Men’s prime motivation for engaging in sexual activity (alone or with a partner) is their mental arousal. Men’s heads (to varying degrees) are full of sexual thoughts. A man is likely to keep some (less socially acceptable) thoughts to himself out of embarrassment or to avoid offending a lover (particularly a woman). Being ignorant of what orgasm feel like, some women assume various vague sensations must equate to orgasm.
Any activity that starts when a child is pre-pubescent cannot be a true orgasm. A few boys do orgasm spontaneously at this age but these are one-offs. A woman needs to have the sexual maturity to respond to eroticism at a much more sophisticated level than a man does. A young man can be aroused by visual images of body parts or genital activity. Girls, who do discover sexual arousal, learn to masturbate later than boys because their fantasies are more complex. A woman needs to think much more deeply and explicitly about penetrative sexual activity.
Young girls and women can stimulate their vulva, without ever achieving orgasm. Perhaps they are responding to some latent instinct. Perhaps they are experimenting. Perhaps they feel that they should masturbate. It could be that they experience some kind of genital ‘itch’. They rub it for a while and then finally stop, seeming ‘satisfied’. Perhaps the rubbing has eradicated the itch much as it might do in any other part of the body. These orgasms occur outside any erotic context. Women never refer to turn-ons.
In very rare cases, a woman has so many orgasms that she needs a trip to hospital to stop them. This is not a response to erotic stimuli. This is purely a nervous system disorder. There are a number of nervous system phenomena that have symptoms in common with orgasm. These include anger, fear and epilepsy. Orgasm is defined by the pleasure a person enjoys from the psychological erotic inputs that caused their arousal.
Female orgasm is not an issue in sexual relationships just as male orgasm is but for different reasons. Male orgasm is not an issue because it is usually a given. Female orgasm is not an issue because women accept sex as it is. For some women this means they accept that orgasm does not occur with a lover. For others, they may assume that orgasm occurs but they assume it is trivial or implicit. They describe orgasm in terms of emotional factors. Either way it makes little difference to women’s attitude towards sex.
Some women believe they orgasm from intercourse. They are most likely feeling mildly pleasurable sensations. These physical or emotional sensations that women feel are all quite normal and do no harm. They are not orgasms because they are not a response to erotic stimulation.

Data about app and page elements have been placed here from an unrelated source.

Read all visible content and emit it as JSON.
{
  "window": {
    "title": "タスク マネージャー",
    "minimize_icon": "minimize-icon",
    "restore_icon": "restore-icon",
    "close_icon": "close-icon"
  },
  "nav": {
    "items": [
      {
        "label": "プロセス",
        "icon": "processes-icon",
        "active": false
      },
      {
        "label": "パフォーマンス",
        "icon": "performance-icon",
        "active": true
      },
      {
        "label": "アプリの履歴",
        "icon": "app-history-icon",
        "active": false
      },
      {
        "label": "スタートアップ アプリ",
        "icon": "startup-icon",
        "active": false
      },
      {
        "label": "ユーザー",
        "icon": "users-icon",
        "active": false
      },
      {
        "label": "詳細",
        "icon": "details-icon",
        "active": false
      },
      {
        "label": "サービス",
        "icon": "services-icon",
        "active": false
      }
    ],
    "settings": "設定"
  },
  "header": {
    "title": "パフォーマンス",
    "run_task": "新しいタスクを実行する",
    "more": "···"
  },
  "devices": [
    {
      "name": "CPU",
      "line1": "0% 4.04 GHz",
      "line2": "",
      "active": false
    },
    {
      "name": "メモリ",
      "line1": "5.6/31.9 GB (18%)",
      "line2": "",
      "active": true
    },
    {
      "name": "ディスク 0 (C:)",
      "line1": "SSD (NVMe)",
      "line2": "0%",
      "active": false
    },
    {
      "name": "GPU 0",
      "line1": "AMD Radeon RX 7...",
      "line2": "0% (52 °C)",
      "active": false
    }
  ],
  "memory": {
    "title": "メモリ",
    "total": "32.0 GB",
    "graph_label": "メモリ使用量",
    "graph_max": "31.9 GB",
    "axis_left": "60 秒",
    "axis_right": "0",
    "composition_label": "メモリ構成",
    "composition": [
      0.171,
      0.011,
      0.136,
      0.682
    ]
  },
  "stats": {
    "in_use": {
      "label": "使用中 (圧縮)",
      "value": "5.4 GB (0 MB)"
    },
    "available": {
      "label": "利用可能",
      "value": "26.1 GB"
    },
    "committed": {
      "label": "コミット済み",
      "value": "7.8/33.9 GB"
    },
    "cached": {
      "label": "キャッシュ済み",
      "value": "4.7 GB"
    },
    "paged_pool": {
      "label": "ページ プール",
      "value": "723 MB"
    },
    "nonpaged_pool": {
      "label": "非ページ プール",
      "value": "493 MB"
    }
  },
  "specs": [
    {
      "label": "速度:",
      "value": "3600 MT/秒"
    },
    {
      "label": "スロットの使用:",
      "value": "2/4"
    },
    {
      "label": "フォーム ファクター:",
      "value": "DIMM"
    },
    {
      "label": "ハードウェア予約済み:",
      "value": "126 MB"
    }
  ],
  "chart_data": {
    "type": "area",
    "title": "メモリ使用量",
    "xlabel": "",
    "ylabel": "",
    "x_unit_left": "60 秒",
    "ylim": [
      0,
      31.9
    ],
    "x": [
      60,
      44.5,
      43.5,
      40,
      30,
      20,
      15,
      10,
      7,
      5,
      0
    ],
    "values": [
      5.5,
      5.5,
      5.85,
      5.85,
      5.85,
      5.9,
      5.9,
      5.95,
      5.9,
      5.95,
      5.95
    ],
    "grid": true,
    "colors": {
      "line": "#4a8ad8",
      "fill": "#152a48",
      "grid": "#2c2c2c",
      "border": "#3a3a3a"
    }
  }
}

Intercourse relies on a man having an erection. Women can only engage in intercourse as a response to male initiative. So saying that female orgasm occurs during intercourse allows any woman who has ever had intercourse to believe that she might have had an orgasm and so be considered sexually ‘normal’. Yet intercourse is initiated and driven by male sex drive.
Sex provides men with both physical gratification and the satisfaction of expressing their masculinity. Women don’t obtain physical gratification from sex. Women have sex for fun, for ego or to obtain a non-sexual reward such as a free meal. Most women have sex with someone they care about.
Anyone who has had an orgasm knows that crude sexual thoughts and urges are involved. We have a natural tendency to be embarrassed to admit these thoughts and urges. This is why we can be sure that women who boast about orgasm have never had one. They are not embarrassed because they don’t understand that arousal (and the resulting orgasm) must arise from thinking about something crude. Women assume that orgasm arises purely from emotional sensations and physical stimulation.
Women’s erotica is often associated with themes of humiliation, domination and sadism. Just as with fear or horror, such themes can cause sensations similar to arousal but they do not cause orgasm. Arousal and orgasm rely on the brain’s response to explicitly sexual scenarios.
How do women learn what an orgasm is? Your parents aren’t talking to you about it. Where would you learn? I don’t know. Maybe they’re reporting orgasms just when they’re having a pleasurable sensation. (Nicole Prause 2014)